## What this task involves
Write out the whole listing exactly; no images belong in it.

## Supplied data

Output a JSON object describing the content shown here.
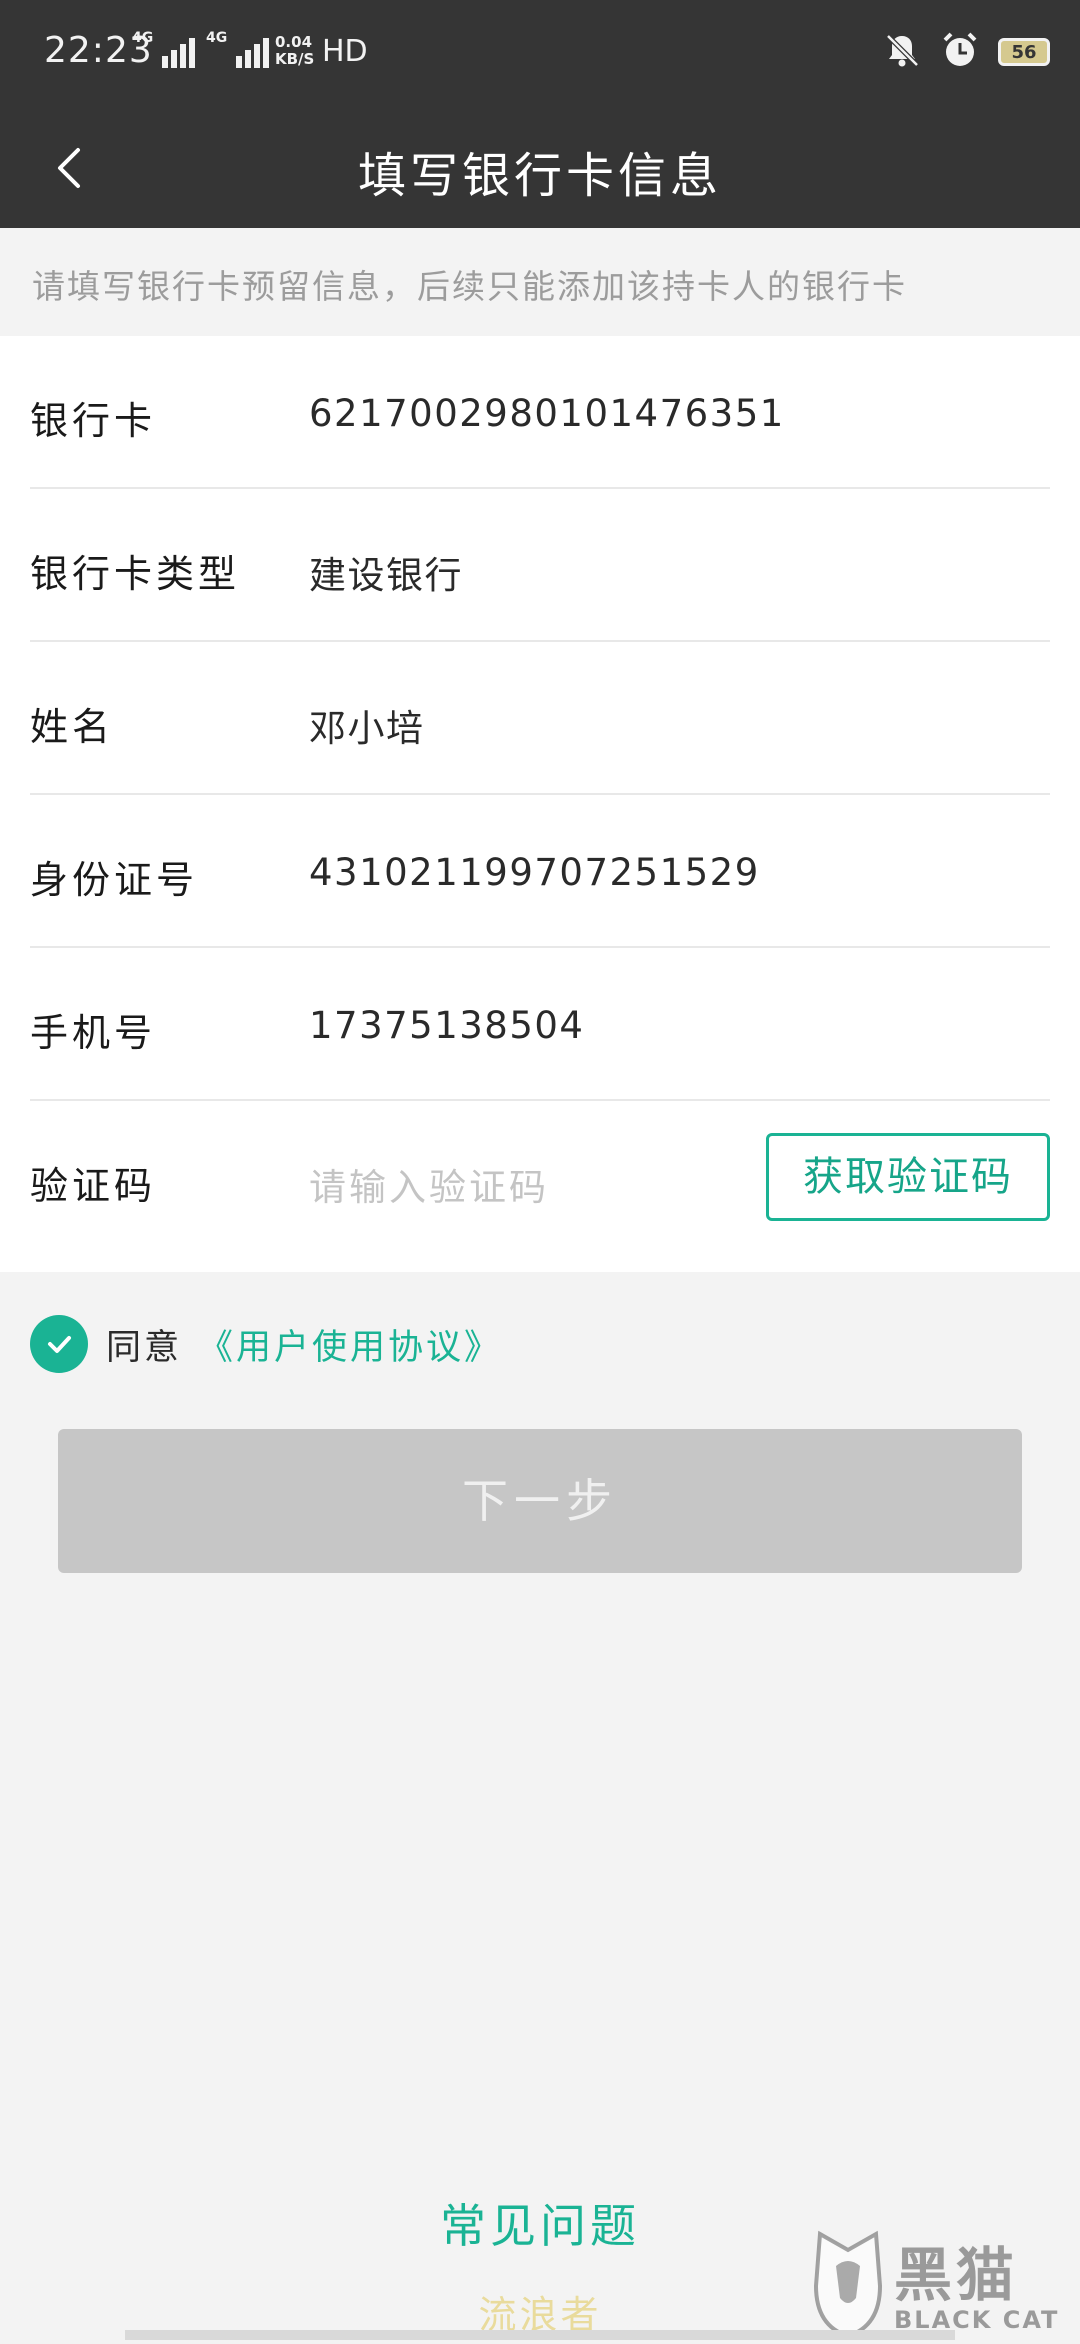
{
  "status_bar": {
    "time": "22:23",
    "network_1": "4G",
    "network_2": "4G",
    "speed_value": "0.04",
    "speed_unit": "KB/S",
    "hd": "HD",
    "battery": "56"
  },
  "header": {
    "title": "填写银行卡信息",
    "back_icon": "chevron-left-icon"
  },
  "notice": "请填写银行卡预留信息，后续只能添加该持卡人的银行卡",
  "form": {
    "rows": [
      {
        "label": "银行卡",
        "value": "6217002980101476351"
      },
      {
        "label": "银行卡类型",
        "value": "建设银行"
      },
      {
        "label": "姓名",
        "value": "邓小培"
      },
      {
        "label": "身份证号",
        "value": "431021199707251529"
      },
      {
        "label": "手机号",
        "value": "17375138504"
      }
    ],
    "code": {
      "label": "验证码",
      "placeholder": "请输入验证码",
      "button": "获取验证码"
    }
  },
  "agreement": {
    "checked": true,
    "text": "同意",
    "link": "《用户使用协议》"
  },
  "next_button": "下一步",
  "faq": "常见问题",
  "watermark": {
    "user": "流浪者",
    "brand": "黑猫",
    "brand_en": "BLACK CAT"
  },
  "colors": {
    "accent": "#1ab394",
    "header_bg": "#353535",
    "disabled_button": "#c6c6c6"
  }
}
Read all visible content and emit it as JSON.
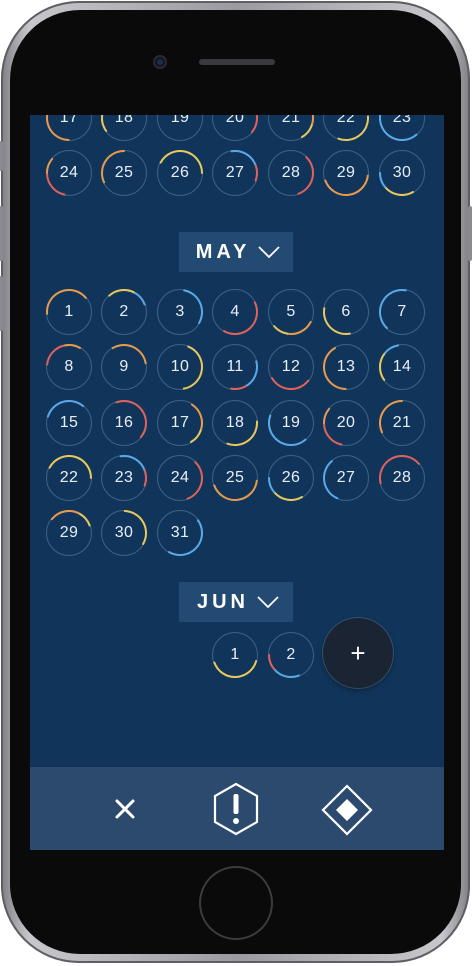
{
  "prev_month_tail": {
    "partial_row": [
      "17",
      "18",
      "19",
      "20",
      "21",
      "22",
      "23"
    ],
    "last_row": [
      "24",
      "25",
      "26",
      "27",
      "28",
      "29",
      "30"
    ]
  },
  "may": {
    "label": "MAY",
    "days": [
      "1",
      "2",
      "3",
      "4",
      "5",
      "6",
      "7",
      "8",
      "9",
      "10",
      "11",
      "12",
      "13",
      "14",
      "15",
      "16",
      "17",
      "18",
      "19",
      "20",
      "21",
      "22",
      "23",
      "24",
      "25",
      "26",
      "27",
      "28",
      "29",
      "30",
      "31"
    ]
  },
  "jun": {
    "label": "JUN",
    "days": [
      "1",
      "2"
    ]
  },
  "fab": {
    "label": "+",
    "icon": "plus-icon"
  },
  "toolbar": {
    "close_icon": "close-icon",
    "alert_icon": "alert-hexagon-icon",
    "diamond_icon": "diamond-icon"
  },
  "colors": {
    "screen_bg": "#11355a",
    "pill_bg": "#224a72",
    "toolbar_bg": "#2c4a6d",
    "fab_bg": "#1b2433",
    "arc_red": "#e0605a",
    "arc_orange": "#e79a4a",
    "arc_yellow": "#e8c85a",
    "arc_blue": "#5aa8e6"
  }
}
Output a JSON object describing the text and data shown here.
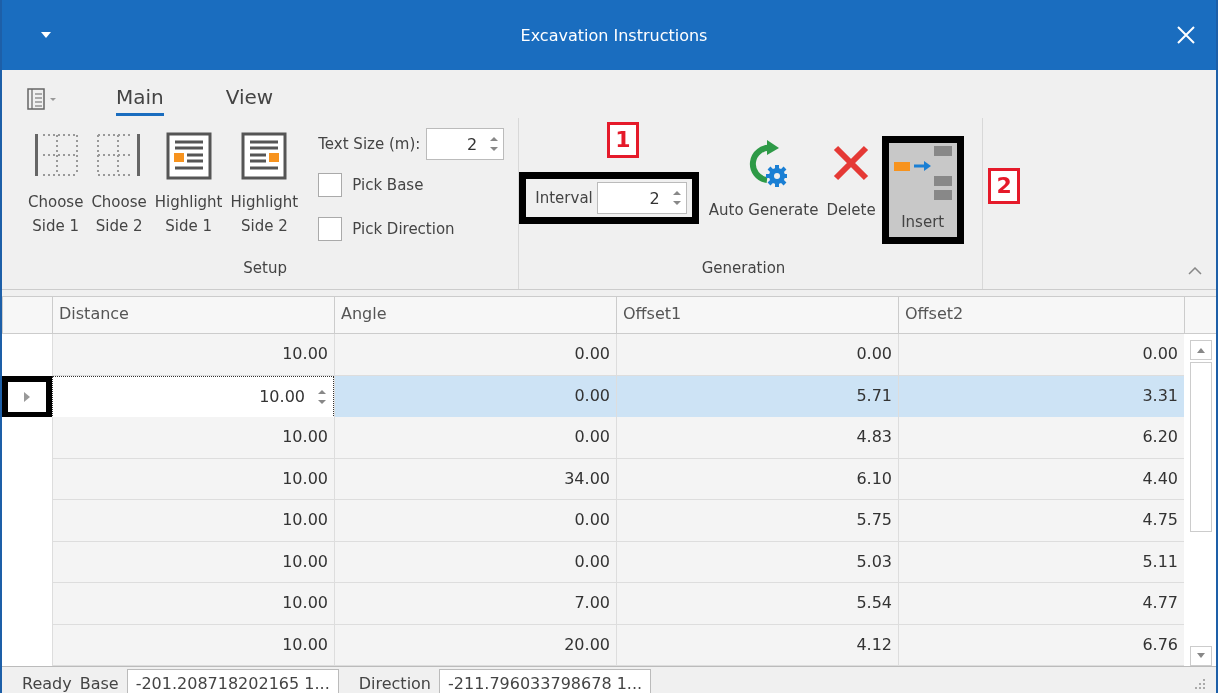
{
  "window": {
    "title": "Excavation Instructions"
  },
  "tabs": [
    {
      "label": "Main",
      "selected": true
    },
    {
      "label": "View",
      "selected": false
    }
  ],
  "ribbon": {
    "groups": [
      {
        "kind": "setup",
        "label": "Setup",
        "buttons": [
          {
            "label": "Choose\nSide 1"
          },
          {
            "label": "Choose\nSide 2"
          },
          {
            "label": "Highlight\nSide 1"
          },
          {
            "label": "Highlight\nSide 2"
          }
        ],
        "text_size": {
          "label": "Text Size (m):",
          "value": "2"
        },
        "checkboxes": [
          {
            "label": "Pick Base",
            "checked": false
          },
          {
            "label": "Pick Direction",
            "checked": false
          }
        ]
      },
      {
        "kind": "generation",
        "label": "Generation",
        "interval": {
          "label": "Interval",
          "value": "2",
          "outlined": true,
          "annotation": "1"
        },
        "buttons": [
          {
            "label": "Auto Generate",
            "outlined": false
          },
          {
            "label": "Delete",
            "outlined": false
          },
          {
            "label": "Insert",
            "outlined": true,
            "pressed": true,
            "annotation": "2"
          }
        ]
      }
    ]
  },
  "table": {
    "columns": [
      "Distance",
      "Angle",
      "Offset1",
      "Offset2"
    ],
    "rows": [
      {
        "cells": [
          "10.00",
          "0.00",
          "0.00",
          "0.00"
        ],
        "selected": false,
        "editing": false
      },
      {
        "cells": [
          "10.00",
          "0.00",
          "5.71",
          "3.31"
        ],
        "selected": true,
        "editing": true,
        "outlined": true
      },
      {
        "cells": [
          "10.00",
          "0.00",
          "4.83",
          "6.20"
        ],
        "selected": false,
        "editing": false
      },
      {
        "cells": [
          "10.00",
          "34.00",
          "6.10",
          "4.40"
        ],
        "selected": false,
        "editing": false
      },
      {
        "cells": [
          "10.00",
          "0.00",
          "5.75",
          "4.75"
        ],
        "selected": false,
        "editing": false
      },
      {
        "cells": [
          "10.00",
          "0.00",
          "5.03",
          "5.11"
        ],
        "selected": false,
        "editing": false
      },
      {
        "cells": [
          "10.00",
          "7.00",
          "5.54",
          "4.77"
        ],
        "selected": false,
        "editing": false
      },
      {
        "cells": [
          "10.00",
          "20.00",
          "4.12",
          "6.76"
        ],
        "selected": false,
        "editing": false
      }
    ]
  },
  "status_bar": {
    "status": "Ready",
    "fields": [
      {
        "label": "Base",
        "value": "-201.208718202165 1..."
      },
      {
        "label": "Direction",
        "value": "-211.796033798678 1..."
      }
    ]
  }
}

## Response to the task
Output a JSON object describing the content shown here.
{
  "status_bar": {
    "time": "22:23",
    "network_1": "4G",
    "network_2": "4G",
    "speed_value": "0.04",
    "speed_unit": "KB/S",
    "hd": "HD",
    "battery": "56"
  },
  "header": {
    "title": "填写银行卡信息",
    "back_icon": "chevron-left-icon"
  },
  "notice": "请填写银行卡预留信息，后续只能添加该持卡人的银行卡",
  "form": {
    "rows": [
      {
        "label": "银行卡",
        "value": "6217002980101476351"
      },
      {
        "label": "银行卡类型",
        "value": "建设银行"
      },
      {
        "label": "姓名",
        "value": "邓小培"
      },
      {
        "label": "身份证号",
        "value": "431021199707251529"
      },
      {
        "label": "手机号",
        "value": "17375138504"
      }
    ],
    "code": {
      "label": "验证码",
      "placeholder": "请输入验证码",
      "button": "获取验证码"
    }
  },
  "agreement": {
    "checked": true,
    "text": "同意",
    "link": "《用户使用协议》"
  },
  "next_button": "下一步",
  "faq": "常见问题",
  "watermark": {
    "user": "流浪者",
    "brand": "黑猫",
    "brand_en": "BLACK CAT"
  },
  "colors": {
    "accent": "#1ab394",
    "header_bg": "#353535",
    "disabled_button": "#c6c6c6"
  }
}
Read all visible content and emit it as JSON.
{
  "prev_month_tail": {
    "partial_row": [
      "17",
      "18",
      "19",
      "20",
      "21",
      "22",
      "23"
    ],
    "last_row": [
      "24",
      "25",
      "26",
      "27",
      "28",
      "29",
      "30"
    ]
  },
  "may": {
    "label": "MAY",
    "days": [
      "1",
      "2",
      "3",
      "4",
      "5",
      "6",
      "7",
      "8",
      "9",
      "10",
      "11",
      "12",
      "13",
      "14",
      "15",
      "16",
      "17",
      "18",
      "19",
      "20",
      "21",
      "22",
      "23",
      "24",
      "25",
      "26",
      "27",
      "28",
      "29",
      "30",
      "31"
    ]
  },
  "jun": {
    "label": "JUN",
    "days": [
      "1",
      "2"
    ]
  },
  "fab": {
    "label": "+",
    "icon": "plus-icon"
  },
  "toolbar": {
    "close_icon": "close-icon",
    "alert_icon": "alert-hexagon-icon",
    "diamond_icon": "diamond-icon"
  },
  "colors": {
    "screen_bg": "#11355a",
    "pill_bg": "#224a72",
    "toolbar_bg": "#2c4a6d",
    "fab_bg": "#1b2433",
    "arc_red": "#e0605a",
    "arc_orange": "#e79a4a",
    "arc_yellow": "#e8c85a",
    "arc_blue": "#5aa8e6"
  }
}
Output a JSON object describing the text and data shown here.
{
  "window": {
    "title": "Excavation Instructions"
  },
  "tabs": [
    {
      "label": "Main",
      "selected": true
    },
    {
      "label": "View",
      "selected": false
    }
  ],
  "ribbon": {
    "groups": [
      {
        "kind": "setup",
        "label": "Setup",
        "buttons": [
          {
            "label": "Choose\nSide 1"
          },
          {
            "label": "Choose\nSide 2"
          },
          {
            "label": "Highlight\nSide 1"
          },
          {
            "label": "Highlight\nSide 2"
          }
        ],
        "text_size": {
          "label": "Text Size (m):",
          "value": "2"
        },
        "checkboxes": [
          {
            "label": "Pick Base",
            "checked": false
          },
          {
            "label": "Pick Direction",
            "checked": false
          }
        ]
      },
      {
        "kind": "generation",
        "label": "Generation",
        "interval": {
          "label": "Interval",
          "value": "2",
          "outlined": true,
          "annotation": "1"
        },
        "buttons": [
          {
            "label": "Auto Generate",
            "outlined": false
          },
          {
            "label": "Delete",
            "outlined": false
          },
          {
            "label": "Insert",
            "outlined": true,
            "pressed": true,
            "annotation": "2"
          }
        ]
      }
    ]
  },
  "table": {
    "columns": [
      "Distance",
      "Angle",
      "Offset1",
      "Offset2"
    ],
    "rows": [
      {
        "cells": [
          "10.00",
          "0.00",
          "0.00",
          "0.00"
        ],
        "selected": false,
        "editing": false
      },
      {
        "cells": [
          "10.00",
          "0.00",
          "5.71",
          "3.31"
        ],
        "selected": true,
        "editing": true,
        "outlined": true
      },
      {
        "cells": [
          "10.00",
          "0.00",
          "4.83",
          "6.20"
        ],
        "selected": false,
        "editing": false
      },
      {
        "cells": [
          "10.00",
          "34.00",
          "6.10",
          "4.40"
        ],
        "selected": false,
        "editing": false
      },
      {
        "cells": [
          "10.00",
          "0.00",
          "5.75",
          "4.75"
        ],
        "selected": false,
        "editing": false
      },
      {
        "cells": [
          "10.00",
          "0.00",
          "5.03",
          "5.11"
        ],
        "selected": false,
        "editing": false
      },
      {
        "cells": [
          "10.00",
          "7.00",
          "5.54",
          "4.77"
        ],
        "selected": false,
        "editing": false
      },
      {
        "cells": [
          "10.00",
          "20.00",
          "4.12",
          "6.76"
        ],
        "selected": false,
        "editing": false
      }
    ]
  },
  "status_bar": {
    "status": "Ready",
    "fields": [
      {
        "label": "Base",
        "value": "-201.208718202165 1..."
      },
      {
        "label": "Direction",
        "value": "-211.796033798678 1..."
      }
    ]
  }
}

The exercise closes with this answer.